Fossils provide insights into our world about evolution, organism interaction, geologic processes, climate change, mass extinctions, and catastrophic events. This information not only provides a better understanding of past life on Earth, but it can also help to forecast for current and future events.
Paleontologists split their time between office work, laboratories, and fieldwork. Fieldwork takes these scientists to remote and wild destinations to search for dinosaur bones or ancient plants that have been fossilized. Paleontologists use tools like scanners, picks, drills, chisels, shovels, brushes, and even computers to help locate fossils in the field.
Those fossils may be either body or trace fossils. Body fossils are typically bones or body parts, while trace fossils are remnants of tracks or traces of organisms. Whatever type of fossil it is, it is very valuable to the scientific community. The utmost care must be taken in extraction, transportation, and preservation of a million year old fragile fossil. Once the fossil is back in a lab it is studied in depth and if possible it will ultimately be assembled for display in a museum for the curious public.

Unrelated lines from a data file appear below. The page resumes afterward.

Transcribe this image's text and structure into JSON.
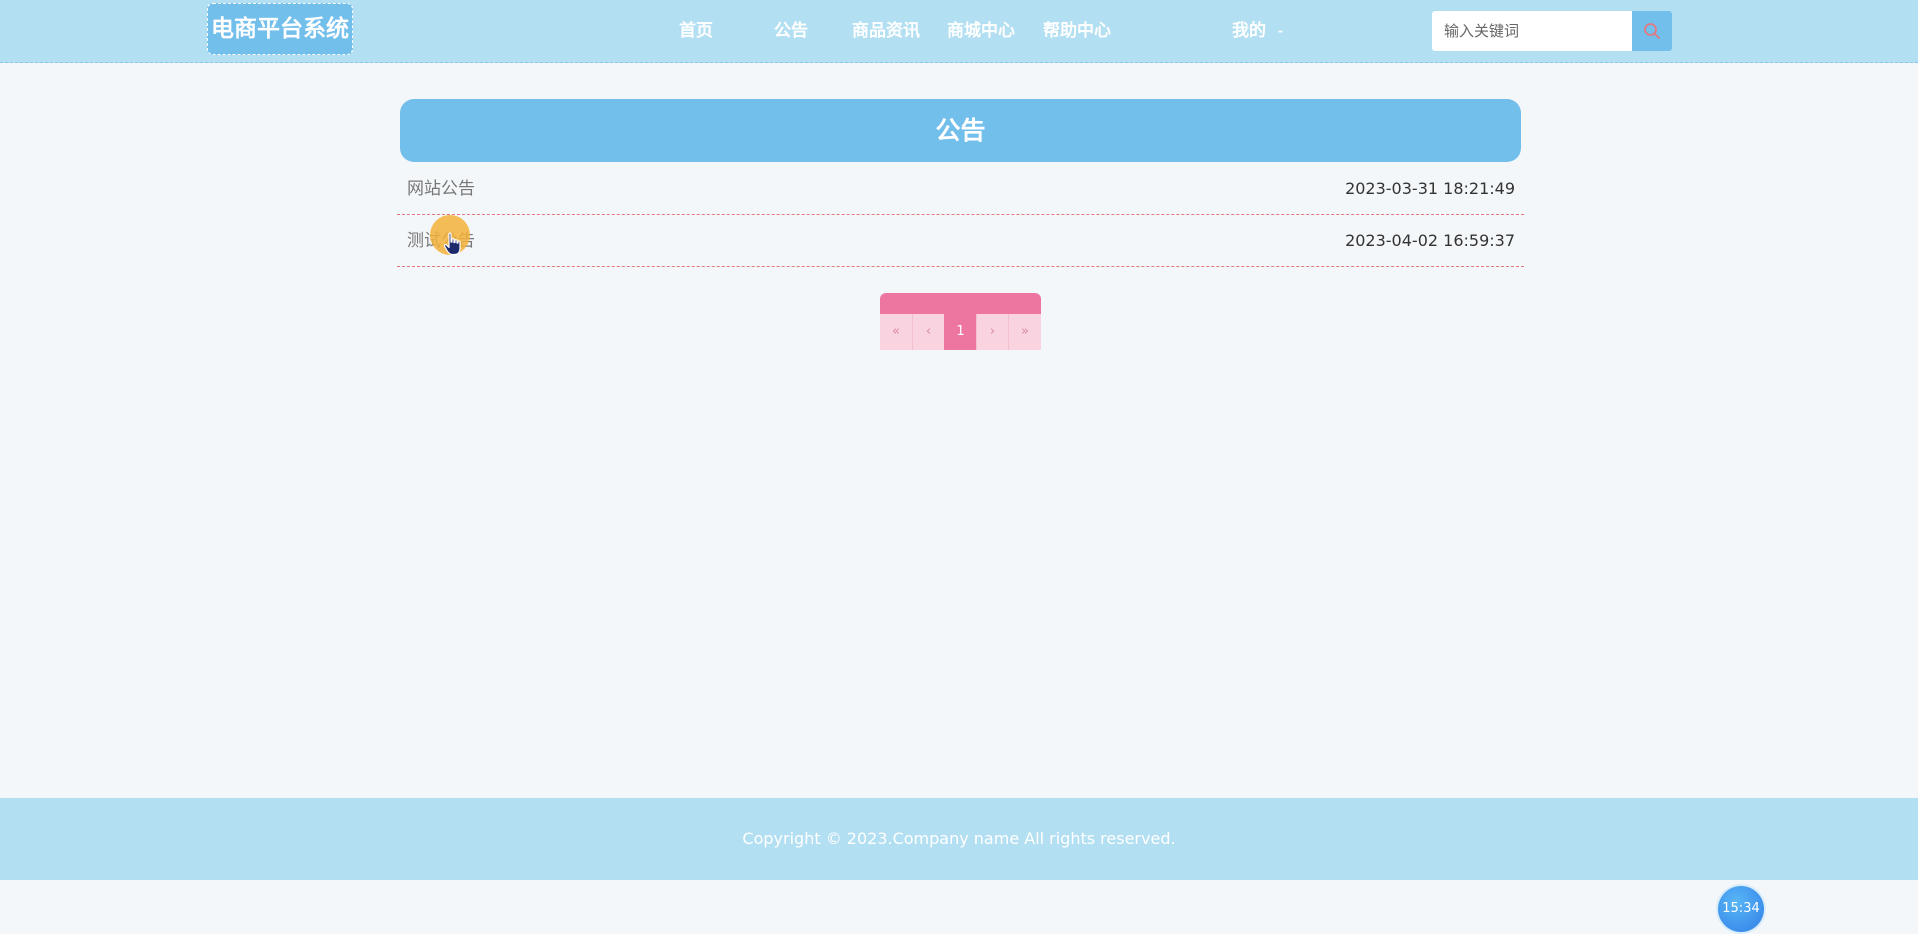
{
  "header": {
    "logo": "电商平台系统",
    "nav": [
      {
        "label": "首页"
      },
      {
        "label": "公告"
      },
      {
        "label": "商品资讯"
      },
      {
        "label": "商城中心"
      },
      {
        "label": "帮助中心"
      }
    ],
    "user_menu": {
      "label": "我的",
      "caret": "-"
    },
    "search": {
      "placeholder": "输入关键词",
      "icon": "search-icon"
    }
  },
  "main": {
    "title": "公告",
    "notices": [
      {
        "title": "网站公告",
        "date": "2023-03-31 18:21:49"
      },
      {
        "title": "测试公告",
        "date": "2023-04-02 16:59:37"
      }
    ],
    "pagination": {
      "first": "«",
      "prev": "‹",
      "current": "1",
      "next": "›",
      "last": "»"
    }
  },
  "footer": {
    "copyright": "Copyright © 2023.Company name All rights reserved."
  },
  "clock": {
    "time": "15:34"
  },
  "colors": {
    "header_bg": "#b3dff2",
    "accent_blue": "#73bfec",
    "accent_pink": "#ec76a0",
    "divider": "#e2797f",
    "page_bg": "#f3f7f9"
  }
}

As scientists, paleontologists write articles about their work and publish their research to share with the paleontology world. A new discovery about the evolution of mammals, an insight into the diets of single celled organism, or a new finding about the lifestyle of dinosaurs is important to share and will help establish a paleontologist’s credibility.
Paleontology is a unique scientific niche that combines physics, geology, biology, and chemistry – so a strong academic and scientific background is important. To become a paleontologist you will need at least a bachelor’s degree in geology or earth science for entry-level jobs. The majority of paleontology jobs require a master’s or doctoral degree.
During their training, paleontologists focus on a niche that interests them such as vertebrate, invertebrate, micropaleontology, paleobotany, taphonomy, biostratigraphy, or paleoecology. Based on their choice, they build their experience by participating in field work, helping with research projects, networking, joining scientific associations, finding internships, volunteering at museums, attending conferences, reading journals, or publishing papers.
The majority of paleontologists work for colleges and universities where they teach and research. There are also paleontology jobs with museums, research institutes, oil companies, and even with government agencies like the National Park Service or Bureau of Land Management. Approximately 5,000 paleontologists work in the US.
The Bureau of Labor Statistics considers paleontology to be a subset of the geosciences. Based on BLS data, a paleontologist will make $90,890 per year or $43.70 per hour on average. The field is expected to grow by 16% by 2022. If you have a curious mind and are fascinated by the history of life on Earth, why not pursue a career in paleontology?
Paleontology is like solving an ancient jigsaw puzzle. You have to be a detective to find the parts and discover how they all fit together. What you find has the potential to change the way we see our planet. If this sounds like fun for you, you should become a paleontologist.
Quick Facts About Paleontologist Careers
Job Title: Paleontologist
Office: Office, Lab, and Field
Description: Study the history of life on earth
Certifications/Education: Master’s of Doctoral Degree
Necessary Skills: Research oriented, Strong science and academic background
Potential Employers: Universities, Government Agencies, Museums
Pay: $90,890 per year or $43.70 per hour